Checking the logs from my GPS tracker, it seems that we dropped from around 2,500m to around 1,800m where the zoo was, and the zoo was only halfway down the mountain, with spectacular views further down into the valley from there!
This last part of the journey took us 30 minutes – despite our driver’s enthusiasm for getting us there sooner along the narrow winding roads (we would have rather he took it a bit more slowly so we could enjoy the stunning scenery more). So all up, it took 3 hours to get to the zoo – although we consider the last 30 minutes of the trip worth suffering through the first 150 minutes of it.
The zoo itself was somewhat of a disappointment, despite the interesting location perched on the side of the mountain, and the narrow winding path that took you down from the entrance past each of the exhibits. The exhibits themselves were generally small empty cages which would be deemed vastly inadequate in most zoos back home. They have a reasonable collection of local species, plus a few exotics (lions, tigers, emus, ostriches), but I think most of the same animals can be seen at the Zoologico Jaime Duque that we visited yesterday, with much better enclosures. Once again, Andres took a liking to the birds – colourful and noisy.
I guess part of my disappointment was the overcast conditions we found ourselves in down in the valley – which made it less than ideal conditions for taking photos.

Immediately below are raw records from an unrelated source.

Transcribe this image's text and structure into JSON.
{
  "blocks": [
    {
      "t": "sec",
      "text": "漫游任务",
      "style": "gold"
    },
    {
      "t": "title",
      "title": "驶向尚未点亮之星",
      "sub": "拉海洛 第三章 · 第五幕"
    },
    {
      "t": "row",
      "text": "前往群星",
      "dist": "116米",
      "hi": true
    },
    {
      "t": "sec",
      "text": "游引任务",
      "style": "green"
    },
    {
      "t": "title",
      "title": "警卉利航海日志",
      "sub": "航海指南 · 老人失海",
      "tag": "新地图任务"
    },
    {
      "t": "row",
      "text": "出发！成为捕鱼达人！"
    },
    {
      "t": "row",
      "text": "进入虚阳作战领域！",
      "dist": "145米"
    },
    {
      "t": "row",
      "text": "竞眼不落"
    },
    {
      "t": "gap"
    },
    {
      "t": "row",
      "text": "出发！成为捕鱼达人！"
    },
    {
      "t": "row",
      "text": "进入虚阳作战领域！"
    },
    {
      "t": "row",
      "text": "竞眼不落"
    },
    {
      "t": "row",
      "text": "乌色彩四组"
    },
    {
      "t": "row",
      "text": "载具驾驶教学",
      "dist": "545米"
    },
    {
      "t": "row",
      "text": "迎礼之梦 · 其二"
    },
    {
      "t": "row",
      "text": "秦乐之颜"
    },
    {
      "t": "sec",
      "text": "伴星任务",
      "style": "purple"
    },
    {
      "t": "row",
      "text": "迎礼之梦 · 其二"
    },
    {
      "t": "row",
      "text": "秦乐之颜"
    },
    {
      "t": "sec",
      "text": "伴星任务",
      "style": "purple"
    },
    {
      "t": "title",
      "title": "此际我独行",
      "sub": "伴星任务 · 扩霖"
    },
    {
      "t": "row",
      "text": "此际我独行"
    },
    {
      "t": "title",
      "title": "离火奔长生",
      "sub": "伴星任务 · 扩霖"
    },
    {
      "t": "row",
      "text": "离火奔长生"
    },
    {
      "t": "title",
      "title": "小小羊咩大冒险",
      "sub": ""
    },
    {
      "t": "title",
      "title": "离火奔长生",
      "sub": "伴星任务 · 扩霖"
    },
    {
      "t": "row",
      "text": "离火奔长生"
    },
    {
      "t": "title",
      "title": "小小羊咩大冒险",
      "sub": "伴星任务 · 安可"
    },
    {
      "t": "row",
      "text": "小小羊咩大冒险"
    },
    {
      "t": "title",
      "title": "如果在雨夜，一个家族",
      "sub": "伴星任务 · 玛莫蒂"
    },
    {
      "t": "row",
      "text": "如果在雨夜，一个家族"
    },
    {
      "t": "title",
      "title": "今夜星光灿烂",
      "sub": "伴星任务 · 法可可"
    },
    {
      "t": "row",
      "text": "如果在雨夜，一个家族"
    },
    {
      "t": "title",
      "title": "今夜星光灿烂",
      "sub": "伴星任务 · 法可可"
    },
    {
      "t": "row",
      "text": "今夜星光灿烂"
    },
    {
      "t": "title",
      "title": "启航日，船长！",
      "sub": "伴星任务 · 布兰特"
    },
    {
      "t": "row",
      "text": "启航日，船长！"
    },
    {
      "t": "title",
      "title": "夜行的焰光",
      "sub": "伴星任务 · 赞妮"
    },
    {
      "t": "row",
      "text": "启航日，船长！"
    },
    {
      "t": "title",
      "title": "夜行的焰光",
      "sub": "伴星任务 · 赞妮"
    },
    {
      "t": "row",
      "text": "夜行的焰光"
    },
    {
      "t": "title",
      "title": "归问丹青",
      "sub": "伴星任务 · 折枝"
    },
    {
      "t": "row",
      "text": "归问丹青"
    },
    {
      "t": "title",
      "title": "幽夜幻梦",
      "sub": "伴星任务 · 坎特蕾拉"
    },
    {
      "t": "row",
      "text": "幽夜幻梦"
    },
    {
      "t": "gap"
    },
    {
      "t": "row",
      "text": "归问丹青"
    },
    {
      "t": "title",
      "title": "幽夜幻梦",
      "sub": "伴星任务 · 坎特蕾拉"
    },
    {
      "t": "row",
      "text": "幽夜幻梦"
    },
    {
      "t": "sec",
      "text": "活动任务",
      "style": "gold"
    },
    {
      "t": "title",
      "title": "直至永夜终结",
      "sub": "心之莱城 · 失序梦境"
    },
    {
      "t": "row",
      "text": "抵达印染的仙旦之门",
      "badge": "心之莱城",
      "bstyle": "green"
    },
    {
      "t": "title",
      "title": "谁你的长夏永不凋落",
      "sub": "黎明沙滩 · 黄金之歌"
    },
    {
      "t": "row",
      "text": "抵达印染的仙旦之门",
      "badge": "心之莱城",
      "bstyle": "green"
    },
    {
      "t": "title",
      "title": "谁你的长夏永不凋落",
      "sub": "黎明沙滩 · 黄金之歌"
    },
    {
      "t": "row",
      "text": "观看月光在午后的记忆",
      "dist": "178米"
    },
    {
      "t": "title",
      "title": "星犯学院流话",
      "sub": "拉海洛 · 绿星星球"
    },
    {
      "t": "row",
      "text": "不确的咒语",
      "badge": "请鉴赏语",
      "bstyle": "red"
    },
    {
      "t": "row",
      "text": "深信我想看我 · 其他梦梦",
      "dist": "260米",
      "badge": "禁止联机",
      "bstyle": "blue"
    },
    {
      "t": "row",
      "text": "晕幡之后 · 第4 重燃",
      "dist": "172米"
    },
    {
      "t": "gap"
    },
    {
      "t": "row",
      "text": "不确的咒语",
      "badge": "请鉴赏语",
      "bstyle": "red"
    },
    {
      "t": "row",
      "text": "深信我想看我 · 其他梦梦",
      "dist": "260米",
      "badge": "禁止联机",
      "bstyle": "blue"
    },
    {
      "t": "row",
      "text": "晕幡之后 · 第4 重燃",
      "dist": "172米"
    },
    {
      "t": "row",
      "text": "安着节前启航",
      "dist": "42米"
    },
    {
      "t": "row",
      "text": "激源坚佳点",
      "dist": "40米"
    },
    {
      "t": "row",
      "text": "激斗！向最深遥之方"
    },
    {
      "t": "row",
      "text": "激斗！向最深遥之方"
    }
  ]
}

Also, due to the layout of the zoo (one path which winds its way down the hill from the top of the zoo to the bottom), it was not really practical for me to go back and take photos with the wide-angle lens (and I didn’t want to be swapping back and forth between lenses the whole time we were there).
In the end we stayed only about 90 minutes at the zoo, we were already about 2 hours behind schedule and didn’t want to arrive back at the hotel too late. We also didn’t feel like waiting around for lunch at the zoo, and so we ate our snacks (oreos and snakes) and ignored our rumbling tummies.
The trip home was much faster – we made it back to the hotel in around one hour, which was what we had expected for the trip there. Apparently while we were gone they had some heavy rain all afternoon (which would explain all the standing water we found over the main road while driving in!), they even had to cancel the BBQ they had planned at the hotel for lunch.
After we got back, we headed around to the supermarket to get some supplies and some more snacks for a late lunch (mmm – Haagen Dazs Dulce de Leche icecream!), and then started our packing for our trip to Cartagena in the morning.
As usual, I’ve only shown some of the best photos from the zoo here, I’ll upload more photos to ZooChat.